United States District Court, Western District of Louisiana, Monroe Division
KAREN L. HAYES, UNITED STATES MAGISTRATE JUDGE.
Before the court is a motion for reconsideration [doc. # 33] filed by plaintiff pro se Bobby Williams. For reasons assigned below, the motion is DENIED.
On January 29, 2015, the court granted summary judgment in favor of all defendants and dismissed plaintiff’s claims in their entirety, at his cost. (Jan. 29, 2015, Mem. Ruling and Judgment [doc. #s 31 & 32]). On February 26, 2015, plaintiff filed the instant motion for reconsideration. The matter is ripe.

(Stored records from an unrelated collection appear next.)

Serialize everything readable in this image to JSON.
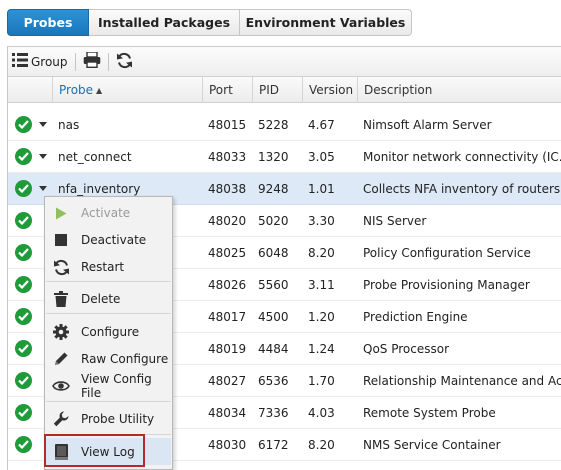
{
  "tabs": [
    {
      "label": "Probes",
      "active": true
    },
    {
      "label": "Installed Packages",
      "active": false
    },
    {
      "label": "Environment Variables",
      "active": false
    }
  ],
  "toolbar": {
    "group_label": "Group",
    "print_icon": "print-icon",
    "refresh_icon": "refresh-icon"
  },
  "columns": [
    "Probe",
    "Port",
    "PID",
    "Version",
    "Description"
  ],
  "sort": {
    "column": "Probe",
    "direction": "ascending"
  },
  "rows": [
    {
      "probe": "nas",
      "port": "48015",
      "pid": "5228",
      "version": "4.67",
      "description": "Nimsoft Alarm Server"
    },
    {
      "probe": "net_connect",
      "port": "48033",
      "pid": "1320",
      "version": "3.05",
      "description": "Monitor network connectivity (IC..."
    },
    {
      "probe": "nfa_inventory",
      "port": "48038",
      "pid": "9248",
      "version": "1.01",
      "description": "Collects NFA inventory of routers..."
    },
    {
      "probe": "",
      "port": "48020",
      "pid": "5020",
      "version": "3.30",
      "description": "NIS Server"
    },
    {
      "probe": "",
      "port": "48025",
      "pid": "6048",
      "version": "8.20",
      "description": "Policy Configuration Service"
    },
    {
      "probe": "",
      "port": "48026",
      "pid": "5560",
      "version": "3.11",
      "description": "Probe Provisioning Manager"
    },
    {
      "probe": "",
      "port": "48017",
      "pid": "4500",
      "version": "1.20",
      "description": "Prediction Engine"
    },
    {
      "probe": "",
      "port": "48019",
      "pid": "4484",
      "version": "1.24",
      "description": "QoS Processor"
    },
    {
      "probe": "",
      "port": "48027",
      "pid": "6536",
      "version": "1.70",
      "description": "Relationship Maintenance and Ac..."
    },
    {
      "probe": "",
      "port": "48034",
      "pid": "7336",
      "version": "4.03",
      "description": "Remote System Probe"
    },
    {
      "probe": "",
      "port": "48030",
      "pid": "6172",
      "version": "8.20",
      "description": "NMS Service Container"
    }
  ],
  "selected_row": "nfa_inventory",
  "context_menu": [
    {
      "label": "Activate",
      "icon": "play-icon",
      "disabled": true
    },
    {
      "label": "Deactivate",
      "icon": "stop-icon",
      "disabled": false
    },
    {
      "label": "Restart",
      "icon": "restart-icon",
      "disabled": false
    },
    {
      "label": "Delete",
      "icon": "trash-icon",
      "disabled": false
    },
    {
      "label": "Configure",
      "icon": "gear-icon",
      "disabled": false
    },
    {
      "label": "Raw Configure",
      "icon": "pencil-icon",
      "disabled": false
    },
    {
      "label": "View Config File",
      "icon": "eye-icon",
      "disabled": false
    },
    {
      "label": "Probe Utility",
      "icon": "wrench-icon",
      "disabled": false
    },
    {
      "label": "View Log",
      "icon": "log-book-icon",
      "disabled": false,
      "highlighted": true
    }
  ],
  "colors": {
    "accent": "#1a76b9",
    "status_ok": "#1f9b39",
    "selected_row": "#dde9f7",
    "highlight_box": "#b42a2a"
  }
}
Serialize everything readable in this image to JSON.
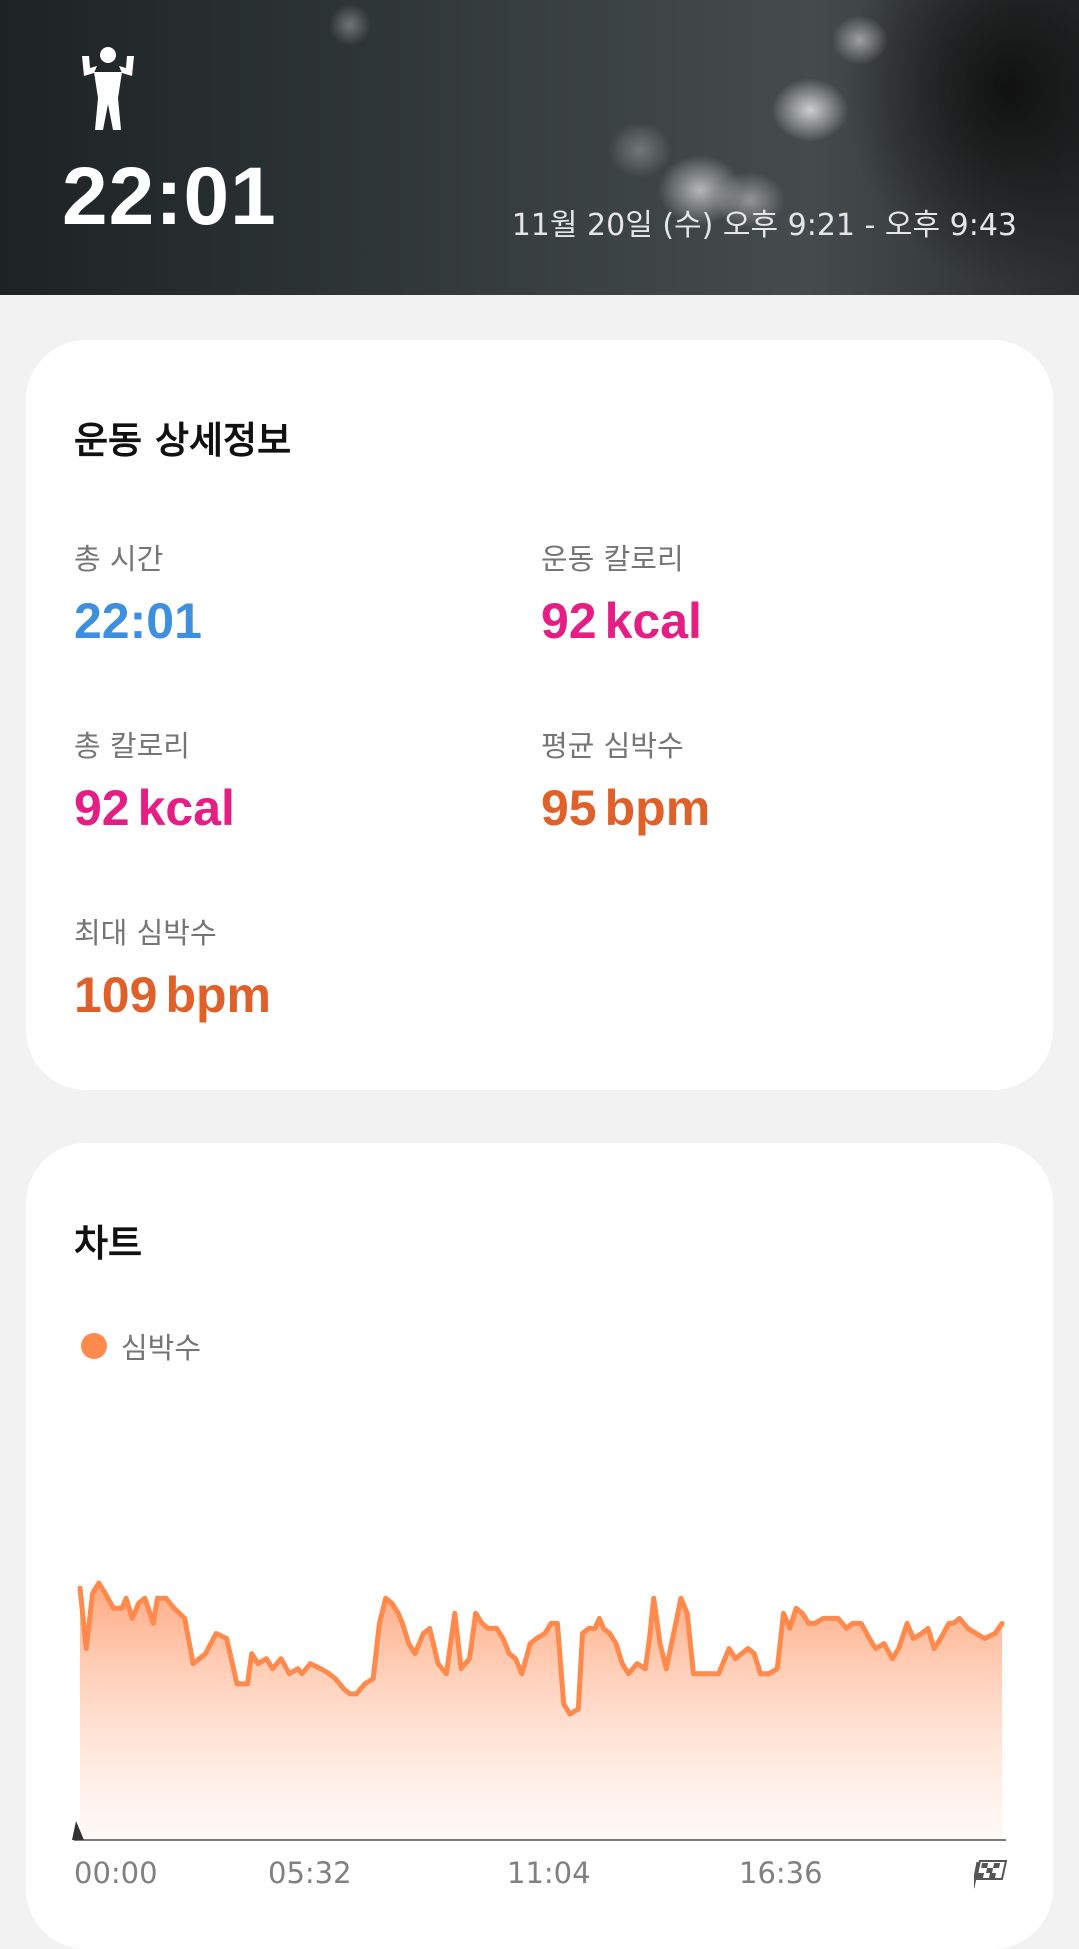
{
  "header": {
    "duration": "22:01",
    "date_range": "11월 20일 (수) 오후 9:21 - 오후 9:43",
    "workout_icon": "person-flexing-icon"
  },
  "details": {
    "title": "운동 상세정보",
    "stats": [
      {
        "label": "총 시간",
        "value": "22:01",
        "unit": "",
        "color": "#3d8fe0"
      },
      {
        "label": "운동 칼로리",
        "value": "92",
        "unit": "kcal",
        "color": "#e51e84"
      },
      {
        "label": "총 칼로리",
        "value": "92",
        "unit": "kcal",
        "color": "#e51e84"
      },
      {
        "label": "평균 심박수",
        "value": "95",
        "unit": "bpm",
        "color": "#e0602a"
      },
      {
        "label": "최대 심박수",
        "value": "109",
        "unit": "bpm",
        "color": "#e0602a"
      }
    ]
  },
  "chart_section": {
    "title": "차트",
    "legend_label": "심박수",
    "finish_icon": "checkered-flag-icon",
    "start_icon": "start-marker-icon"
  },
  "chart_data": {
    "type": "area",
    "series": [
      {
        "name": "심박수",
        "color": "#ff8a4c"
      }
    ],
    "x_tick_labels": [
      "00:00",
      "05:32",
      "11:04",
      "16:36"
    ],
    "x_unit": "mm:ss",
    "x_range": [
      "00:00",
      "22:01"
    ],
    "y_range_bpm": [
      58,
      112
    ],
    "grid": false,
    "legend_position": "top-left",
    "points": [
      [
        0.0,
        108
      ],
      [
        0.15,
        96
      ],
      [
        0.3,
        107
      ],
      [
        0.45,
        109
      ],
      [
        0.6,
        107
      ],
      [
        0.8,
        104
      ],
      [
        1.0,
        104
      ],
      [
        1.1,
        106
      ],
      [
        1.25,
        102
      ],
      [
        1.4,
        105
      ],
      [
        1.55,
        106
      ],
      [
        1.75,
        101
      ],
      [
        1.85,
        106
      ],
      [
        2.05,
        106
      ],
      [
        2.25,
        104
      ],
      [
        2.5,
        102
      ],
      [
        2.7,
        93
      ],
      [
        3.0,
        95
      ],
      [
        3.25,
        99
      ],
      [
        3.5,
        98
      ],
      [
        3.75,
        89
      ],
      [
        4.0,
        89
      ],
      [
        4.1,
        95
      ],
      [
        4.25,
        93
      ],
      [
        4.45,
        94
      ],
      [
        4.6,
        92
      ],
      [
        4.8,
        94
      ],
      [
        5.0,
        91
      ],
      [
        5.2,
        92
      ],
      [
        5.3,
        91
      ],
      [
        5.5,
        93
      ],
      [
        5.75,
        92
      ],
      [
        5.95,
        91
      ],
      [
        6.1,
        90
      ],
      [
        6.3,
        88
      ],
      [
        6.45,
        87
      ],
      [
        6.6,
        87
      ],
      [
        6.8,
        89
      ],
      [
        7.0,
        90
      ],
      [
        7.15,
        101
      ],
      [
        7.3,
        106
      ],
      [
        7.45,
        105
      ],
      [
        7.6,
        103
      ],
      [
        7.7,
        101
      ],
      [
        7.85,
        97
      ],
      [
        8.0,
        95
      ],
      [
        8.2,
        99
      ],
      [
        8.35,
        100
      ],
      [
        8.55,
        93
      ],
      [
        8.75,
        91
      ],
      [
        8.95,
        103
      ],
      [
        9.1,
        92
      ],
      [
        9.3,
        94
      ],
      [
        9.45,
        103
      ],
      [
        9.6,
        101
      ],
      [
        9.75,
        100
      ],
      [
        9.95,
        100
      ],
      [
        10.1,
        98
      ],
      [
        10.25,
        95
      ],
      [
        10.4,
        94
      ],
      [
        10.55,
        91
      ],
      [
        10.75,
        97
      ],
      [
        10.9,
        98
      ],
      [
        11.1,
        99
      ],
      [
        11.25,
        101
      ],
      [
        11.4,
        101
      ],
      [
        11.55,
        85
      ],
      [
        11.7,
        83
      ],
      [
        11.9,
        84
      ],
      [
        12.0,
        99
      ],
      [
        12.15,
        100
      ],
      [
        12.3,
        100
      ],
      [
        12.4,
        102
      ],
      [
        12.5,
        100
      ],
      [
        12.65,
        99
      ],
      [
        12.8,
        97
      ],
      [
        12.95,
        93
      ],
      [
        13.1,
        91
      ],
      [
        13.3,
        93
      ],
      [
        13.5,
        92
      ],
      [
        13.6,
        98
      ],
      [
        13.7,
        106
      ],
      [
        13.85,
        97
      ],
      [
        14.0,
        92
      ],
      [
        14.2,
        100
      ],
      [
        14.35,
        106
      ],
      [
        14.5,
        103
      ],
      [
        14.65,
        91
      ],
      [
        14.85,
        91
      ],
      [
        15.05,
        91
      ],
      [
        15.25,
        91
      ],
      [
        15.4,
        94
      ],
      [
        15.5,
        96
      ],
      [
        15.65,
        94
      ],
      [
        15.8,
        95
      ],
      [
        15.95,
        96
      ],
      [
        16.1,
        95
      ],
      [
        16.25,
        91
      ],
      [
        16.45,
        91
      ],
      [
        16.65,
        92
      ],
      [
        16.8,
        103
      ],
      [
        16.95,
        100
      ],
      [
        17.1,
        104
      ],
      [
        17.25,
        103
      ],
      [
        17.4,
        101
      ],
      [
        17.55,
        101
      ],
      [
        17.75,
        102
      ],
      [
        17.9,
        102
      ],
      [
        18.1,
        102
      ],
      [
        18.3,
        100
      ],
      [
        18.45,
        101
      ],
      [
        18.65,
        101
      ],
      [
        18.85,
        98
      ],
      [
        19.0,
        96
      ],
      [
        19.2,
        97
      ],
      [
        19.4,
        94
      ],
      [
        19.55,
        96
      ],
      [
        19.75,
        101
      ],
      [
        19.9,
        98
      ],
      [
        20.1,
        99
      ],
      [
        20.25,
        100
      ],
      [
        20.4,
        96
      ],
      [
        20.55,
        98
      ],
      [
        20.75,
        101
      ],
      [
        20.85,
        101
      ],
      [
        21.0,
        102
      ],
      [
        21.2,
        100
      ],
      [
        21.4,
        99
      ],
      [
        21.6,
        98
      ],
      [
        21.85,
        99
      ],
      [
        22.02,
        101
      ]
    ]
  }
}
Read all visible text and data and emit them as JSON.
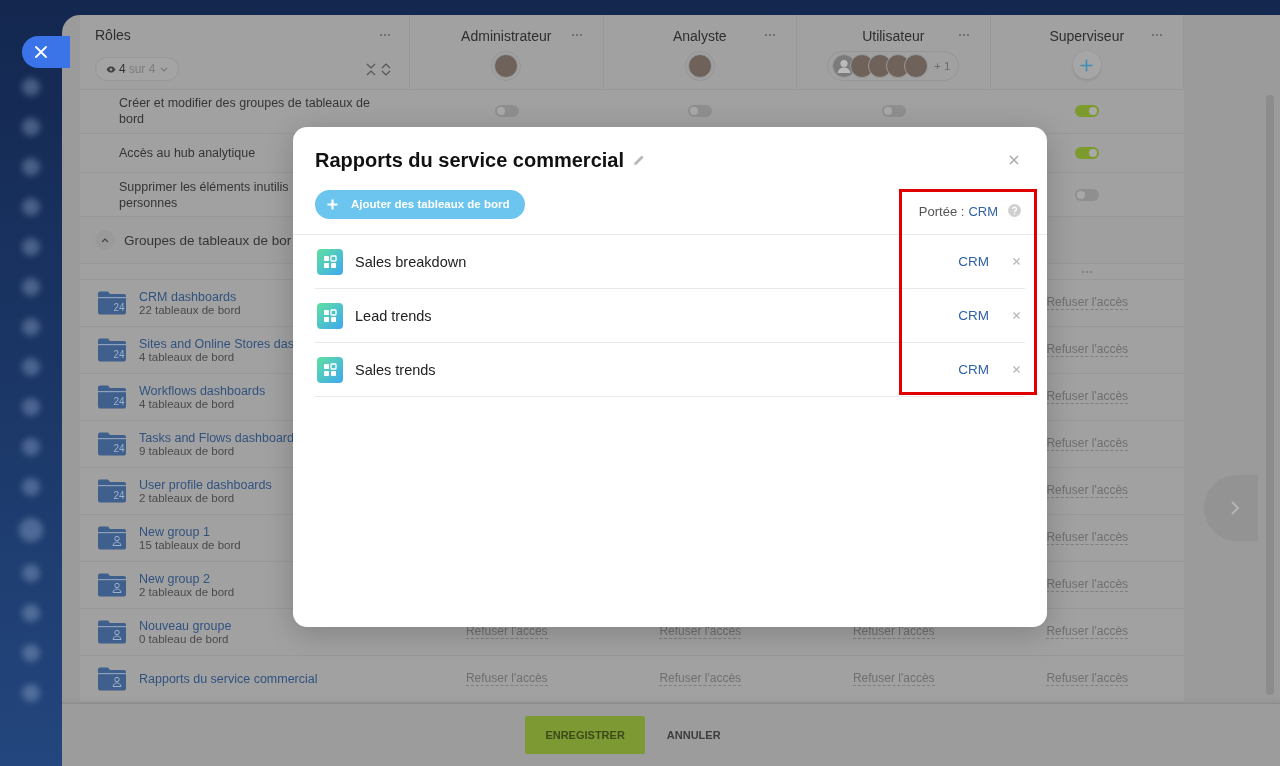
{
  "roles_table": {
    "first_column_title": "Rôles",
    "visible_count": "4",
    "visible_of": "sur 4",
    "roles": [
      {
        "name": "Administrateur",
        "members": [
          {
            "kind": "photo"
          }
        ]
      },
      {
        "name": "Analyste",
        "members": [
          {
            "kind": "photo"
          }
        ]
      },
      {
        "name": "Utilisateur",
        "members": [
          {
            "kind": "silhouette"
          },
          {
            "kind": "photo"
          },
          {
            "kind": "photo"
          },
          {
            "kind": "photo"
          },
          {
            "kind": "photo"
          }
        ],
        "more": "+ 1"
      },
      {
        "name": "Superviseur"
      }
    ],
    "permissions": [
      {
        "label_lines": [
          "Créer et modifier des groupes de tableaux de",
          "bord"
        ],
        "cells": {
          "column_1": {
            "kind": "toggle",
            "on": false
          },
          "column_2": {
            "kind": "toggle",
            "on": false
          },
          "column_3": {
            "kind": "toggle",
            "on": false
          },
          "column_4": {
            "kind": "toggle",
            "on": true
          }
        }
      },
      {
        "label_lines": [
          "Accès au hub analytique"
        ],
        "cells": {
          "column_4": {
            "kind": "toggle",
            "on": true
          }
        }
      },
      {
        "label_lines": [
          "Supprimer les éléments inutilis",
          "personnes"
        ],
        "cells": {
          "column_4": {
            "kind": "toggle",
            "on": false
          }
        }
      }
    ],
    "groups_section": {
      "title": "Groupes de tableaux de bor",
      "expanded": true,
      "groups": [
        {
          "name": "CRM dashboards",
          "count": "22 tableaux de bord",
          "kind": "system",
          "folder_mark": "24",
          "access": {
            "column_4": "Refuser l'accès"
          }
        },
        {
          "name": "Sites and Online Stores das",
          "count": "4 tableaux de bord",
          "kind": "system",
          "folder_mark": "24",
          "access": {
            "column_4": "Refuser l'accès"
          }
        },
        {
          "name": "Workflows dashboards",
          "count": "4 tableaux de bord",
          "kind": "system",
          "folder_mark": "24",
          "access": {
            "column_4": "Refuser l'accès"
          }
        },
        {
          "name": "Tasks and Flows dashboard",
          "count": "9 tableaux de bord",
          "kind": "system",
          "folder_mark": "24",
          "access": {
            "column_4": "Refuser l'accès"
          }
        },
        {
          "name": "User profile dashboards",
          "count": "2 tableaux de bord",
          "kind": "system",
          "folder_mark": "24",
          "access": {
            "column_4": "Refuser l'accès"
          }
        },
        {
          "name": "New group 1",
          "count": "15 tableaux de bord",
          "kind": "custom",
          "access": {
            "column_4": "Refuser l'accès"
          }
        },
        {
          "name": "New group 2",
          "count": "2 tableaux de bord",
          "kind": "custom",
          "access": {
            "column_4": "Refuser l'accès"
          }
        },
        {
          "name": "Nouveau groupe",
          "count": "0 tableau de bord",
          "kind": "custom",
          "access": {
            "column_1": "Refuser l'accès",
            "column_2": "Refuser l'accès",
            "column_3": "Refuser l'accès",
            "column_4": "Refuser l'accès"
          }
        },
        {
          "name": "Rapports du service commercial",
          "kind": "custom",
          "access": {
            "column_1": "Refuser l'accès",
            "column_2": "Refuser l'accès",
            "column_3": "Refuser l'accès",
            "column_4": "Refuser l'accès"
          }
        }
      ]
    }
  },
  "footer": {
    "save": "ENREGISTRER",
    "cancel": "ANNULER"
  },
  "dialog": {
    "title": "Rapports du service commercial",
    "add_button": "Ajouter des tableaux de bord",
    "scope_label": "Portée :",
    "scope_value": "CRM",
    "dashboards": [
      {
        "name": "Sales breakdown",
        "scope": "CRM"
      },
      {
        "name": "Lead trends",
        "scope": "CRM"
      },
      {
        "name": "Sales trends",
        "scope": "CRM"
      }
    ]
  }
}
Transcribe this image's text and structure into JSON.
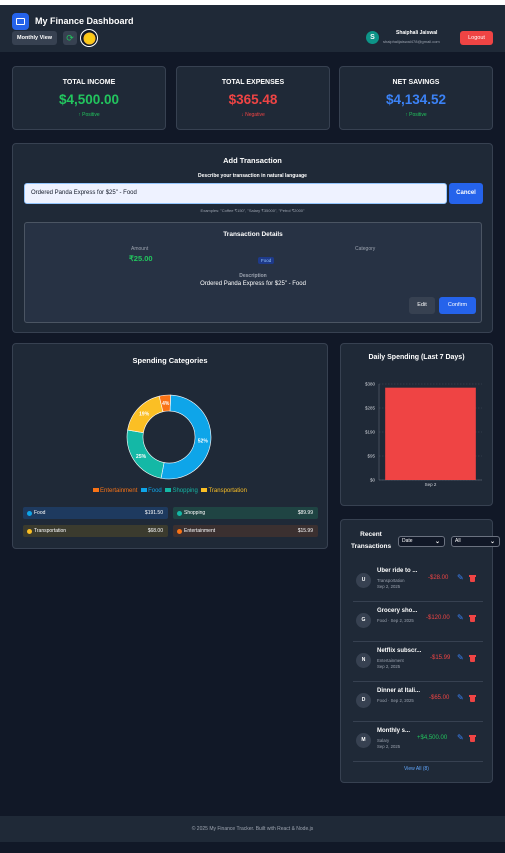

Generally, “motions to reconsider are analyzed under Rule 59(e) of the Federal Rules of Civil Procedure.” McDonald v. Entergy Operations, Inc., 2005 WL 1528611, at *1 (S.D.Miss. May 31, 2005); Dixon v. 24th Jud. Dist. Ct., 2013 WL 4517932, at *1 (E.D. La. Aug. 23, 2013). Federal Rule of Civil Procedure 59(e) provides that “[a] motion to alter or amend a judgment must be filed no later than 28 days after the entry of the judgment.” Fed.R.Civ.P. 59(e). A Rule 59(e) motion to alter or amend judgment “calls into question the correctness of a judgment.” Tex. Comptroller of Pub. Accounts v. Transtexas Gas Corp. (In re Transtexas Gas Corp.), 303 F.3d 571, 581 (5th Cir. 2002). It “serve[s] the narrow purpose of allowing a party to correct manifest errors of law or fact or to present newly discovered evidence.” Waltman v. Int’l Paper Co., 875 F.2d 468, 473 (5th Cir. 1989). A motion to alter or amend judgment is not the proper vehicle for rehashing evidence, legal theories, or arguments that could have been offered or raised before the entry of judgment. Simon v. United States, 891 F.2d 1154, 1159 (5th Cir. 1990). In ruling on this type of motion, the court must strike the proper balance between the need for finality and the need to render just decisions on the basis of all the facts. See Edward H. Bohlin Co. v. Banning Co., 6 F.3d 350, 355 (5th Cir. 1993).
From what the court may discern, plaintiffs single-page submission merely rehashes his prior allegations against defendants, and adds a new allegation that Jamie Mayo threatened to rape one of his witnesses. This new allegation, however, does not constitute evidence that the court may consider in connection with defendants’ motion for summary judgment. See Fed.R.Civ.P. 56(c)(1)(A); Moore v. True Temper Sports, Inc., 523 F.App'x 280 (5th Cir. 2013) (citation omitted). Moreover, plaintiff neither explained nor established why he was unable to present this “evidence” in an earlier, timely fashion. In short, plaintiff has not demonstrated ...